The certainty of the long-awaited wedding
Near the end of His mission, Jesus said to His disciples, “I go and prepare a place for you, I will come back and take you to be with me that you also may be where I am.” (John 14:3). Jesus describes His return as a final and definitive union of those who were promised to each other/engaged. The image reflects the tradition of the ancient Jewish wedding, in which, after the engagement, when the groom paid the bride-price to the father, the two were considered married, although each of them remained in their parents’ house. Meanwhile, the groom prepared a house where he and his wife would live, and then he would return and take his bride back with him. This was the wedding ceremony (see Matthew 25:1-10).
In the Bible, Jesus’ sacrifice on the cross is part of the same picture of the wedding as the Return. If the engagement was made on the cross, and God’s people are already considered to be the bride of Christ, all that remains is for the Bridegroom to return and take his bride with Him, after a place has been prepared for her. No matter how special the engagement day is, which confirmed the status of husband and wife, without the day when the groom takes his bride, the wedding is not complete, the marriage cannot be considered truly consummated.

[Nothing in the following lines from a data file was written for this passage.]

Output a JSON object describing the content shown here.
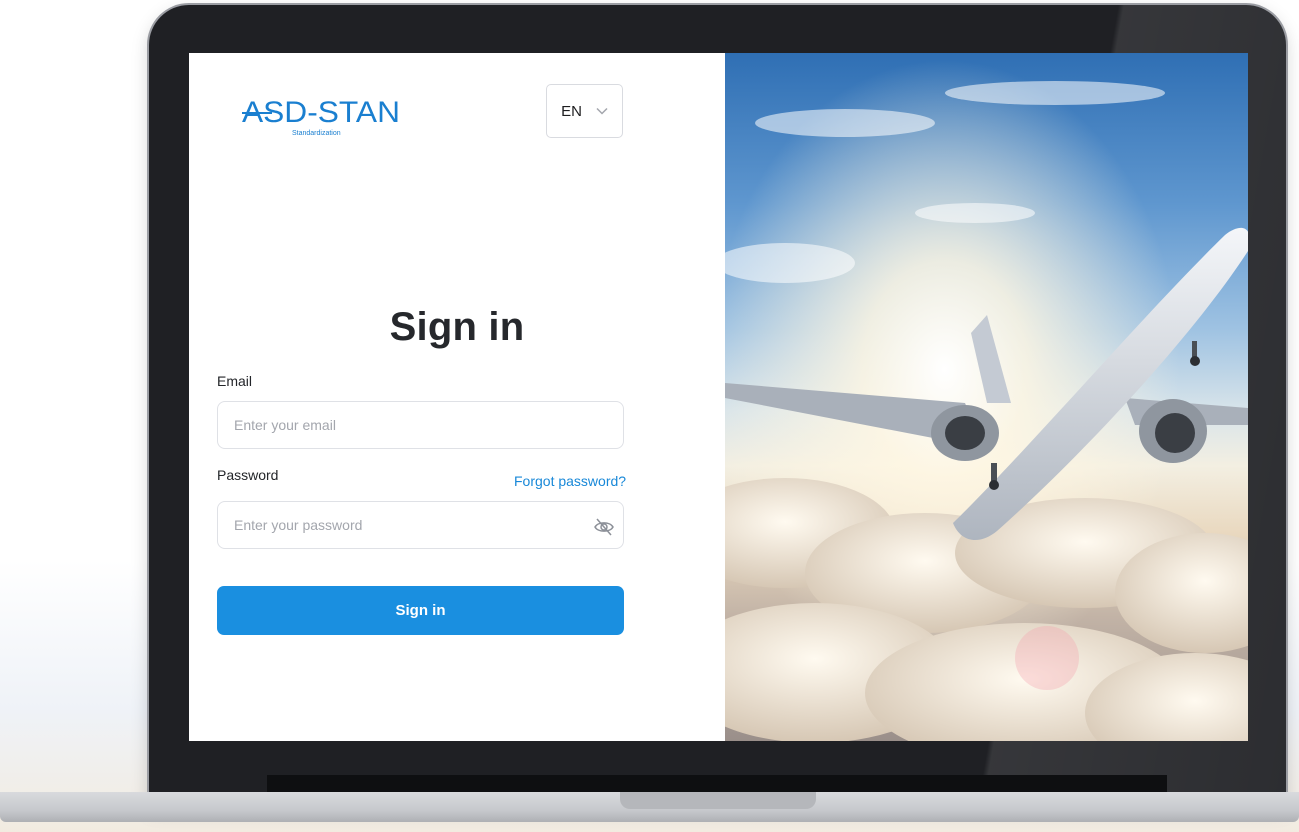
{
  "brand": {
    "logo_text": "ASD-STAN",
    "logo_tagline": "Standardization",
    "color": "#1a8fe0"
  },
  "language_select": {
    "value": "EN",
    "icon": "chevron-down-icon"
  },
  "signin": {
    "title": "Sign in",
    "email_label": "Email",
    "email_placeholder": "Enter your email",
    "password_label": "Password",
    "forgot_link": "Forgot password?",
    "password_placeholder": "Enter your password",
    "password_toggle_icon": "eye-off-icon",
    "submit_label": "Sign in"
  },
  "hero_image": {
    "subject": "airplane-flying-above-clouds"
  }
}
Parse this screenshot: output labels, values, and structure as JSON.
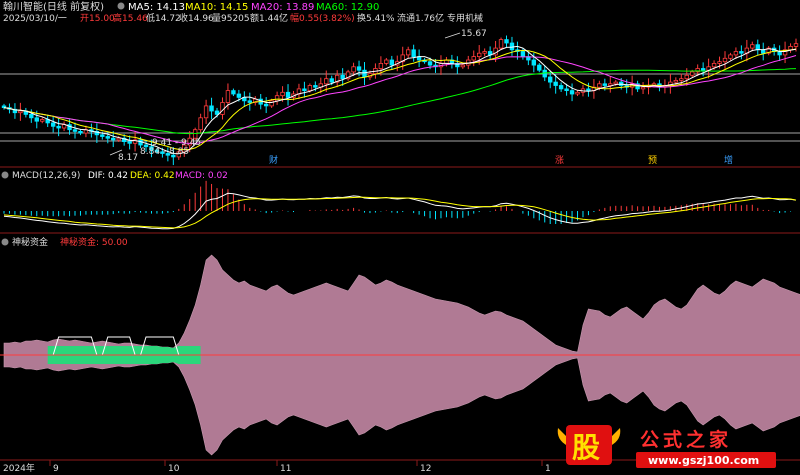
{
  "header": {
    "stock_name": "翰川智能(日线 前复权)",
    "ma5": "MA5: 14.13",
    "ma10": "MA10: 14.15",
    "ma20": "MA20: 13.89",
    "ma60": "MA60: 12.90",
    "date": "2025/03/10/一",
    "open": "开15.00",
    "high": "高15.46",
    "low": "低14.72",
    "close": "收14.96",
    "volume": "量95205",
    "amount": "额1.44亿",
    "amplitude": "幅0.55(3.82%)",
    "turnover": "换5.41%",
    "float": "流通1.76亿",
    "sector": "专用机械"
  },
  "price_annotations": {
    "high_mark": "15.67",
    "level_1": "9.41 - 9.45",
    "level_2": "8.84 - 8.85",
    "low_mark": "8.17"
  },
  "event_labels": [
    "财",
    "涨",
    "预",
    "增"
  ],
  "macd": {
    "title": "MACD(12,26,9)",
    "dif": "DIF: 0.42",
    "dea": "DEA: 0.42",
    "macd": "MACD: 0.02"
  },
  "indicator": {
    "title": "神秘资金",
    "label": "神秘资金: 50.00"
  },
  "time_axis": [
    "2024年",
    "9",
    "10",
    "11",
    "12",
    "1"
  ],
  "watermark": {
    "logo_char": "股",
    "name": "公式之家",
    "url": "www.gszj100.com"
  },
  "colors": {
    "up": "#ff3b3b",
    "down": "#00e5ff",
    "ma5": "#ffffff",
    "ma10": "#ffff00",
    "ma20": "#ff44ff",
    "ma60": "#00ff00",
    "fund_fill": "#b07a94",
    "fund_green": "#2bd67b"
  },
  "chart_data": {
    "type": "candlestick",
    "title": "翰川智能(日线 前复权)",
    "ylim": [
      8.0,
      16.0
    ],
    "series": [
      {
        "name": "MA5",
        "last": 14.13
      },
      {
        "name": "MA10",
        "last": 14.15
      },
      {
        "name": "MA20",
        "last": 13.89
      },
      {
        "name": "MA60",
        "last": 12.9
      }
    ],
    "close": [
      11.2,
      11.1,
      10.9,
      11.0,
      10.8,
      10.6,
      10.4,
      10.5,
      10.3,
      10.1,
      10.0,
      10.2,
      9.9,
      9.8,
      9.7,
      9.9,
      9.8,
      9.6,
      9.5,
      9.4,
      9.3,
      9.4,
      9.2,
      9.1,
      9.3,
      9.0,
      8.9,
      8.7,
      8.6,
      8.5,
      8.4,
      8.3,
      8.6,
      9.0,
      9.4,
      9.9,
      10.6,
      11.3,
      11.0,
      10.8,
      11.5,
      12.2,
      12.0,
      11.8,
      11.6,
      11.5,
      11.7,
      11.4,
      11.3,
      11.6,
      11.9,
      12.1,
      11.8,
      12.0,
      12.3,
      12.2,
      12.5,
      12.4,
      12.6,
      12.9,
      12.7,
      13.1,
      12.9,
      13.3,
      13.6,
      13.4,
      13.0,
      13.2,
      13.5,
      13.8,
      14.0,
      13.7,
      13.9,
      14.3,
      14.6,
      14.2,
      14.0,
      13.9,
      13.7,
      13.6,
      13.8,
      14.0,
      13.8,
      13.6,
      13.7,
      14.0,
      14.2,
      14.4,
      14.5,
      14.3,
      14.7,
      15.2,
      15.0,
      14.6,
      14.5,
      14.2,
      14.0,
      13.7,
      13.4,
      13.0,
      12.7,
      12.5,
      12.3,
      12.2,
      12.0,
      12.1,
      12.3,
      12.2,
      12.4,
      12.6,
      12.5,
      12.6,
      12.7,
      12.5,
      12.4,
      12.6,
      12.3,
      12.4,
      12.5,
      12.6,
      12.4,
      12.5,
      12.7,
      12.8,
      12.9,
      13.1,
      13.3,
      13.5,
      13.4,
      13.6,
      13.8,
      13.9,
      14.1,
      14.3,
      14.5,
      14.4,
      14.7,
      14.9,
      14.6,
      14.4,
      14.7,
      14.5,
      14.3,
      14.6,
      14.8,
      14.96
    ],
    "dif": [
      -0.2,
      -0.22,
      -0.25,
      -0.27,
      -0.3,
      -0.33,
      -0.36,
      -0.38,
      -0.41,
      -0.44,
      -0.46,
      -0.47,
      -0.5,
      -0.52,
      -0.54,
      -0.53,
      -0.55,
      -0.57,
      -0.58,
      -0.6,
      -0.61,
      -0.6,
      -0.62,
      -0.63,
      -0.6,
      -0.62,
      -0.64,
      -0.66,
      -0.67,
      -0.68,
      -0.68,
      -0.67,
      -0.6,
      -0.48,
      -0.32,
      -0.12,
      0.12,
      0.38,
      0.45,
      0.48,
      0.58,
      0.68,
      0.66,
      0.62,
      0.57,
      0.52,
      0.5,
      0.46,
      0.42,
      0.42,
      0.44,
      0.46,
      0.44,
      0.43,
      0.45,
      0.45,
      0.48,
      0.47,
      0.48,
      0.51,
      0.5,
      0.53,
      0.52,
      0.55,
      0.58,
      0.56,
      0.5,
      0.48,
      0.48,
      0.5,
      0.52,
      0.48,
      0.46,
      0.48,
      0.5,
      0.45,
      0.4,
      0.35,
      0.28,
      0.22,
      0.2,
      0.19,
      0.15,
      0.1,
      0.08,
      0.1,
      0.12,
      0.15,
      0.17,
      0.16,
      0.2,
      0.28,
      0.3,
      0.26,
      0.22,
      0.16,
      0.1,
      0.02,
      -0.07,
      -0.17,
      -0.26,
      -0.33,
      -0.39,
      -0.43,
      -0.47,
      -0.47,
      -0.44,
      -0.42,
      -0.37,
      -0.31,
      -0.27,
      -0.22,
      -0.18,
      -0.16,
      -0.14,
      -0.1,
      -0.09,
      -0.07,
      -0.04,
      -0.01,
      -0.01,
      0.01,
      0.04,
      0.08,
      0.12,
      0.17,
      0.22,
      0.27,
      0.29,
      0.32,
      0.36,
      0.39,
      0.42,
      0.46,
      0.5,
      0.5,
      0.54,
      0.57,
      0.53,
      0.49,
      0.5,
      0.47,
      0.43,
      0.44,
      0.45,
      0.42
    ],
    "dea": [
      -0.15,
      -0.17,
      -0.18,
      -0.2,
      -0.22,
      -0.24,
      -0.26,
      -0.29,
      -0.31,
      -0.34,
      -0.36,
      -0.38,
      -0.4,
      -0.43,
      -0.45,
      -0.46,
      -0.48,
      -0.5,
      -0.51,
      -0.53,
      -0.55,
      -0.56,
      -0.57,
      -0.58,
      -0.58,
      -0.59,
      -0.6,
      -0.61,
      -0.62,
      -0.63,
      -0.64,
      -0.65,
      -0.64,
      -0.61,
      -0.55,
      -0.47,
      -0.35,
      -0.2,
      -0.07,
      0.04,
      0.15,
      0.26,
      0.34,
      0.4,
      0.44,
      0.46,
      0.47,
      0.47,
      0.46,
      0.45,
      0.45,
      0.45,
      0.45,
      0.45,
      0.45,
      0.45,
      0.46,
      0.46,
      0.47,
      0.48,
      0.48,
      0.49,
      0.5,
      0.51,
      0.52,
      0.53,
      0.53,
      0.52,
      0.51,
      0.51,
      0.51,
      0.51,
      0.5,
      0.5,
      0.5,
      0.49,
      0.47,
      0.45,
      0.42,
      0.38,
      0.34,
      0.31,
      0.28,
      0.24,
      0.21,
      0.19,
      0.17,
      0.17,
      0.17,
      0.17,
      0.17,
      0.19,
      0.21,
      0.22,
      0.22,
      0.21,
      0.19,
      0.16,
      0.11,
      0.05,
      -0.01,
      -0.08,
      -0.14,
      -0.2,
      -0.25,
      -0.29,
      -0.32,
      -0.34,
      -0.35,
      -0.34,
      -0.33,
      -0.31,
      -0.28,
      -0.26,
      -0.23,
      -0.21,
      -0.18,
      -0.16,
      -0.13,
      -0.11,
      -0.09,
      -0.07,
      -0.05,
      -0.02,
      0.01,
      0.04,
      0.08,
      0.12,
      0.15,
      0.19,
      0.22,
      0.26,
      0.29,
      0.33,
      0.36,
      0.39,
      0.42,
      0.45,
      0.47,
      0.47,
      0.48,
      0.48,
      0.47,
      0.47,
      0.46,
      0.42
    ],
    "fund": [
      12,
      12,
      13,
      12,
      14,
      14,
      15,
      14,
      13,
      15,
      16,
      15,
      14,
      15,
      14,
      13,
      12,
      13,
      14,
      13,
      12,
      11,
      12,
      12,
      11,
      10,
      10,
      9,
      9,
      8,
      8,
      7,
      12,
      22,
      35,
      50,
      70,
      95,
      100,
      95,
      85,
      80,
      75,
      72,
      74,
      70,
      68,
      66,
      64,
      68,
      70,
      66,
      62,
      60,
      62,
      64,
      66,
      68,
      70,
      72,
      70,
      68,
      66,
      64,
      72,
      80,
      78,
      74,
      70,
      72,
      75,
      73,
      70,
      68,
      66,
      64,
      62,
      60,
      58,
      56,
      55,
      54,
      53,
      52,
      50,
      48,
      45,
      42,
      40,
      42,
      44,
      43,
      40,
      38,
      36,
      34,
      30,
      26,
      22,
      18,
      14,
      10,
      8,
      6,
      4,
      3,
      30,
      46,
      45,
      44,
      40,
      38,
      42,
      46,
      48,
      44,
      40,
      36,
      42,
      50,
      54,
      56,
      52,
      48,
      46,
      50,
      58,
      66,
      70,
      66,
      62,
      60,
      64,
      70,
      74,
      72,
      70,
      68,
      72,
      76,
      74,
      72,
      68,
      66,
      64,
      62,
      60,
      58
    ],
    "green_segment": [
      8,
      36
    ]
  }
}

While enjoying the assurance provided by the cross, the church dreams and looks forward to the complete fulfilment of the meaning of her marriage to Christ. Return is therefore not a marginal teaching in the Bible and not even just one of the major ones – return is the divine promise that is at the heart of Christian theology. Any theological interpretation in which the importance of the return of Jesus Christ decreases is not an interpretation consistent with the message and overall picture of Scripture.
A meaning that changes life, and transcends death
With their hearts secured by the marriage certificate signed on the cross and their eyes fixed on the horizon, waiting for the Bridegroom to return to take his bride, Christians have no easy task of living the specific tension between “already and not yet.”
Unfortunately, throughout history, Christians have focused on how difficult it is to wait, and as a result, some have come to imagine Christ coming ahead of time. Others have come to give up waiting, or they have spiritualised the return to the point where they have historically abolished it.
But the return would be worth looking at more from the perspective of its meaning, and our meaning. We await the moment when death will be no more, and in the meantime we navigate the doubts and threats of life, sustained by the grace of God (Titus 2:11) and motivated by looking forward to “our blessed hope”—”showing to our great God and Saviour, Jesus Christ” (Titus 2:13).
Thus, the return of Jesus means the completion of God’s answer to our uncertainties. It is the completion of the process of eliminating sin from the universe and the most feared enemy of mankind—death. From this perspective, a return is the perfection of the meaning we seek to clarify throughout our lives: not just to feel immortal, but to live immortality with God, because we are part of His family.
Norel Iacob is Editor in Chief of ST Network and Semnele timpului.